How do you know if chia seeds are expired?
If there is a bitter taste, your chia seeds have gone rancid and should be thrown out. Some regard chia seeds as slightly nutty, while others discover no discernable flavor. It is important to store your chia seeds in a sealed container and in a dark area
Is it safe to eat expired chia seeds?
Chia seeds are quite safe to consume even if you eat them well beyond their expiration date. However, you may notice changes in smell, and the bitter taste may make them less appetizing and flavorful. But as far as health is concerned, expired chia seeds are safe to consume for a relatively extended period.
How long are chia seeds good for after expiration date?

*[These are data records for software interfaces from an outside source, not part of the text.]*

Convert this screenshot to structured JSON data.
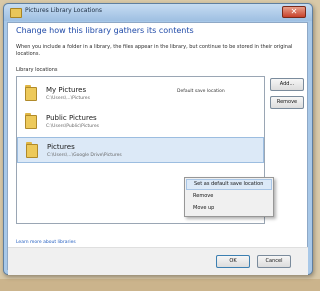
{
  "window": {
    "title": "Pictures Library Locations",
    "close_icon": "close-icon"
  },
  "dialog": {
    "heading": "Change how this library gathers its contents",
    "description": "When you include a folder in a library, the files appear in the library, but continue to be stored in their original locations.",
    "section_label": "Library locations"
  },
  "library": {
    "items": [
      {
        "name": "My Pictures",
        "path": "C:\\Users\\...\\Pictures",
        "tag": "Default save location",
        "icon": "folder-icon"
      },
      {
        "name": "Public Pictures",
        "path": "C:\\Users\\Public\\Pictures",
        "tag": "",
        "icon": "folder-icon"
      },
      {
        "name": "Pictures",
        "path": "C:\\Users\\...\\Google Drive\\Pictures",
        "tag": "",
        "icon": "folder-icon",
        "selected": true
      }
    ]
  },
  "buttons": {
    "add": "Add...",
    "remove": "Remove",
    "ok": "OK",
    "cancel": "Cancel"
  },
  "context_menu": {
    "items": [
      "Set as default save location",
      "Remove",
      "Move up"
    ]
  },
  "footer": {
    "link": "Learn more about libraries"
  },
  "colors": {
    "heading": "#1f4aa8",
    "selection": "#dce9f7",
    "link": "#1f5bbf",
    "titlebar": "#a8c8e8"
  }
}
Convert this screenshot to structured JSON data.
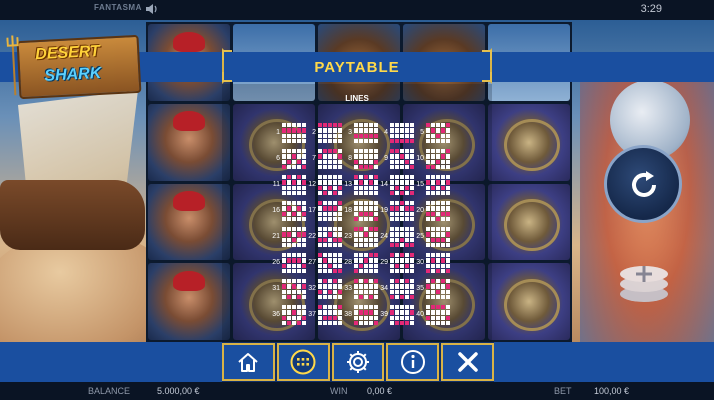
{
  "topbar": {
    "brand": "FANTASMA",
    "sound_icon": "speaker-icon",
    "clock": "3:29"
  },
  "logo": {
    "line1": "DESERT",
    "line2": "SHARK"
  },
  "paytable": {
    "title": "PAYTABLE",
    "lines_title": "LINES"
  },
  "paylines": [
    {
      "num": "1",
      "rows": [
        1,
        1,
        1,
        1,
        1
      ]
    },
    {
      "num": "2",
      "rows": [
        0,
        0,
        0,
        0,
        0
      ]
    },
    {
      "num": "3",
      "rows": [
        2,
        2,
        2,
        2,
        2
      ]
    },
    {
      "num": "4",
      "rows": [
        3,
        3,
        3,
        3,
        3
      ]
    },
    {
      "num": "5",
      "rows": [
        0,
        1,
        2,
        1,
        0
      ]
    },
    {
      "num": "6",
      "rows": [
        3,
        2,
        1,
        2,
        3
      ]
    },
    {
      "num": "7",
      "rows": [
        1,
        0,
        0,
        0,
        1
      ]
    },
    {
      "num": "8",
      "rows": [
        2,
        3,
        3,
        3,
        2
      ]
    },
    {
      "num": "9",
      "rows": [
        0,
        0,
        1,
        2,
        3
      ]
    },
    {
      "num": "10",
      "rows": [
        3,
        3,
        2,
        1,
        0
      ]
    },
    {
      "num": "11",
      "rows": [
        1,
        0,
        1,
        0,
        1
      ]
    },
    {
      "num": "12",
      "rows": [
        2,
        3,
        2,
        3,
        2
      ]
    },
    {
      "num": "13",
      "rows": [
        0,
        1,
        0,
        1,
        0
      ]
    },
    {
      "num": "14",
      "rows": [
        3,
        2,
        3,
        2,
        3
      ]
    },
    {
      "num": "15",
      "rows": [
        1,
        2,
        1,
        2,
        1
      ]
    },
    {
      "num": "16",
      "rows": [
        2,
        1,
        2,
        1,
        2
      ]
    },
    {
      "num": "17",
      "rows": [
        0,
        1,
        1,
        1,
        0
      ]
    },
    {
      "num": "18",
      "rows": [
        3,
        2,
        2,
        2,
        3
      ]
    },
    {
      "num": "19",
      "rows": [
        1,
        1,
        0,
        1,
        1
      ]
    },
    {
      "num": "20",
      "rows": [
        2,
        2,
        3,
        2,
        2
      ]
    },
    {
      "num": "21",
      "rows": [
        1,
        1,
        2,
        1,
        1
      ]
    },
    {
      "num": "22",
      "rows": [
        2,
        2,
        1,
        2,
        2
      ]
    },
    {
      "num": "23",
      "rows": [
        0,
        0,
        1,
        0,
        0
      ]
    },
    {
      "num": "24",
      "rows": [
        3,
        3,
        2,
        3,
        3
      ]
    },
    {
      "num": "25",
      "rows": [
        1,
        2,
        2,
        2,
        1
      ]
    },
    {
      "num": "26",
      "rows": [
        2,
        1,
        1,
        1,
        2
      ]
    },
    {
      "num": "27",
      "rows": [
        0,
        1,
        2,
        3,
        3
      ]
    },
    {
      "num": "28",
      "rows": [
        3,
        2,
        1,
        0,
        0
      ]
    },
    {
      "num": "29",
      "rows": [
        0,
        2,
        0,
        2,
        0
      ]
    },
    {
      "num": "30",
      "rows": [
        3,
        1,
        3,
        1,
        3
      ]
    },
    {
      "num": "31",
      "rows": [
        1,
        3,
        1,
        3,
        1
      ]
    },
    {
      "num": "32",
      "rows": [
        2,
        0,
        2,
        0,
        2
      ]
    },
    {
      "num": "33",
      "rows": [
        0,
        3,
        0,
        3,
        0
      ]
    },
    {
      "num": "34",
      "rows": [
        3,
        0,
        3,
        0,
        3
      ]
    },
    {
      "num": "35",
      "rows": [
        1,
        0,
        2,
        0,
        1
      ]
    },
    {
      "num": "36",
      "rows": [
        2,
        3,
        1,
        3,
        2
      ]
    },
    {
      "num": "37",
      "rows": [
        0,
        2,
        2,
        2,
        0
      ]
    },
    {
      "num": "38",
      "rows": [
        3,
        1,
        1,
        1,
        3
      ]
    },
    {
      "num": "39",
      "rows": [
        1,
        3,
        3,
        3,
        1
      ]
    },
    {
      "num": "40",
      "rows": [
        2,
        0,
        0,
        0,
        2
      ]
    }
  ],
  "menu": [
    {
      "name": "home-button",
      "icon": "home-icon"
    },
    {
      "name": "paytable-button",
      "icon": "grid-dots-icon"
    },
    {
      "name": "settings-button",
      "icon": "gear-icon"
    },
    {
      "name": "info-button",
      "icon": "info-icon"
    },
    {
      "name": "close-button",
      "icon": "close-icon"
    }
  ],
  "footer": {
    "balance_label": "BALANCE",
    "balance_value": "5.000,00 €",
    "win_label": "WIN",
    "win_value": "0,00 €",
    "bet_label": "BET",
    "bet_value": "100,00 €"
  },
  "colors": {
    "accent_gold": "#ffd94a",
    "banner_blue": "#1a4fa0",
    "line_pink": "#e32977"
  }
}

Chia seeds usually have an expiration date of 1-2 years when they are processed and packaged by manufacturers. However, if stored properly, they can last for a further 3-4 years beyond the best-by date, making them perfectly safe to consume during this time duration.